[Start of Attachment]

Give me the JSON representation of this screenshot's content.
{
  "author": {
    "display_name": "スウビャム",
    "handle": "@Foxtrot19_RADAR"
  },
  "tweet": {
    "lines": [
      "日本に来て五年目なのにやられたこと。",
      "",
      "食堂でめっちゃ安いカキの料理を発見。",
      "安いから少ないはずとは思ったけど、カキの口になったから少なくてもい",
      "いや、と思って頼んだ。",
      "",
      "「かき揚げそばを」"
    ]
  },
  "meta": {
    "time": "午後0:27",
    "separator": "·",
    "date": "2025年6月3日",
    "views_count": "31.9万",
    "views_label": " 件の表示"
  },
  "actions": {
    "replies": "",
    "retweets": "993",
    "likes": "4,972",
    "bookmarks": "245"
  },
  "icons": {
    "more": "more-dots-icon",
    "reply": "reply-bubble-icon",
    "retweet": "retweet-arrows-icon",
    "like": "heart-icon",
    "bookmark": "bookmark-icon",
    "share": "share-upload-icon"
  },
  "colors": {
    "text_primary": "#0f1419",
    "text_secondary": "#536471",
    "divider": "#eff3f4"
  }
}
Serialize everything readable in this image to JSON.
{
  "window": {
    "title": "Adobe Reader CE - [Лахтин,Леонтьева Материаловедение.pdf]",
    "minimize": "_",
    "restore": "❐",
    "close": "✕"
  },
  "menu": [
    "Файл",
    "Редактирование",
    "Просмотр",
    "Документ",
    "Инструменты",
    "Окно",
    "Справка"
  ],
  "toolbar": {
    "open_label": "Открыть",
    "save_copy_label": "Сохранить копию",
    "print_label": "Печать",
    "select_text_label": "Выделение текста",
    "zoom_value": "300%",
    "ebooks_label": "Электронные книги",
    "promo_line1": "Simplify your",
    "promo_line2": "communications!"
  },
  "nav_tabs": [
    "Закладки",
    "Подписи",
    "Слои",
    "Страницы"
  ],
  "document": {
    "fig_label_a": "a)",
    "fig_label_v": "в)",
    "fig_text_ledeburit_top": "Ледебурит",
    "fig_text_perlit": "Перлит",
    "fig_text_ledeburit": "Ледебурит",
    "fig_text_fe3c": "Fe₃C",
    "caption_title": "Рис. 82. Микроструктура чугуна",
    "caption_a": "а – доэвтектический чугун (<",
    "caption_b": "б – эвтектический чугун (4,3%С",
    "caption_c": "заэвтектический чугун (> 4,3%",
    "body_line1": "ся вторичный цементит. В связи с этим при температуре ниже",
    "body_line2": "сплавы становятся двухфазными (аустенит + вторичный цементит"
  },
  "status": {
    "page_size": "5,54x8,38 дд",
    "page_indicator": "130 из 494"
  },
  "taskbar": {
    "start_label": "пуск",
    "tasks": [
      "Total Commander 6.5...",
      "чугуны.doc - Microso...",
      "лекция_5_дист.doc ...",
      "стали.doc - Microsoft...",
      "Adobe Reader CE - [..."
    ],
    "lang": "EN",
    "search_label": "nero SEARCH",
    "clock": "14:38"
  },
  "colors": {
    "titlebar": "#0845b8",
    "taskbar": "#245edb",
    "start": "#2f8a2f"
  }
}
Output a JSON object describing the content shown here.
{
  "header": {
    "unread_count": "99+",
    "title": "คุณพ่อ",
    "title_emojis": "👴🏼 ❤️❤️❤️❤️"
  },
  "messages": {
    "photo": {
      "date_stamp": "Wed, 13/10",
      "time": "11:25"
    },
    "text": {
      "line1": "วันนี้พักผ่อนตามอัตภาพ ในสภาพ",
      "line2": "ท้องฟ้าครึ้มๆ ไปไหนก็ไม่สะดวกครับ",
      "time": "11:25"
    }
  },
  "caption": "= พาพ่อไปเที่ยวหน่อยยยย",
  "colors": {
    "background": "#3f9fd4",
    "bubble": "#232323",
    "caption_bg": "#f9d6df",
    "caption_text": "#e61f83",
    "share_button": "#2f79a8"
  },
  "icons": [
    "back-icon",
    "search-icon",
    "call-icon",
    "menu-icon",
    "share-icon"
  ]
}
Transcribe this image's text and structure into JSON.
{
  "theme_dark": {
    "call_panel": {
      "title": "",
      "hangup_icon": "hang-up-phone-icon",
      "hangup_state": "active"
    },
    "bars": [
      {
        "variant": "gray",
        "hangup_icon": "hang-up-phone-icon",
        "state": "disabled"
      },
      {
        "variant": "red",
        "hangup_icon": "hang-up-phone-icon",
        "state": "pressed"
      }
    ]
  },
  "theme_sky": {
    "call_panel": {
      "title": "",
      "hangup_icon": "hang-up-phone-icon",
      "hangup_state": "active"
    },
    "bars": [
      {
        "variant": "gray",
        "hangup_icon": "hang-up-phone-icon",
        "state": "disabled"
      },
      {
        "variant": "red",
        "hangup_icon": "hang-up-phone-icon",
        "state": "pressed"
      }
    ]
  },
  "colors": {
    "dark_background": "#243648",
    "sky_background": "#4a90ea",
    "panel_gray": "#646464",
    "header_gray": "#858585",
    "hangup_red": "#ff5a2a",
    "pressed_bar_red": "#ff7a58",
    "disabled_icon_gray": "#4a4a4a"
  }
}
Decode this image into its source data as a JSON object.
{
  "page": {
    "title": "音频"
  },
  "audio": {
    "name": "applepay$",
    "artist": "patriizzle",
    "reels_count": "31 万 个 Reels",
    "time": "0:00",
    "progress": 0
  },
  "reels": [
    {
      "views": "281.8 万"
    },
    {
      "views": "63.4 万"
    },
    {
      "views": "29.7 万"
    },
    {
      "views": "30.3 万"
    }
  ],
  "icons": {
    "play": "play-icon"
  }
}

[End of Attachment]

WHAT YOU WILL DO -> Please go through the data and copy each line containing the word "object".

RESPONSE BELOW ->
Output a JSON object describing the content shown here.
Decode this image into its source data as a JSON object.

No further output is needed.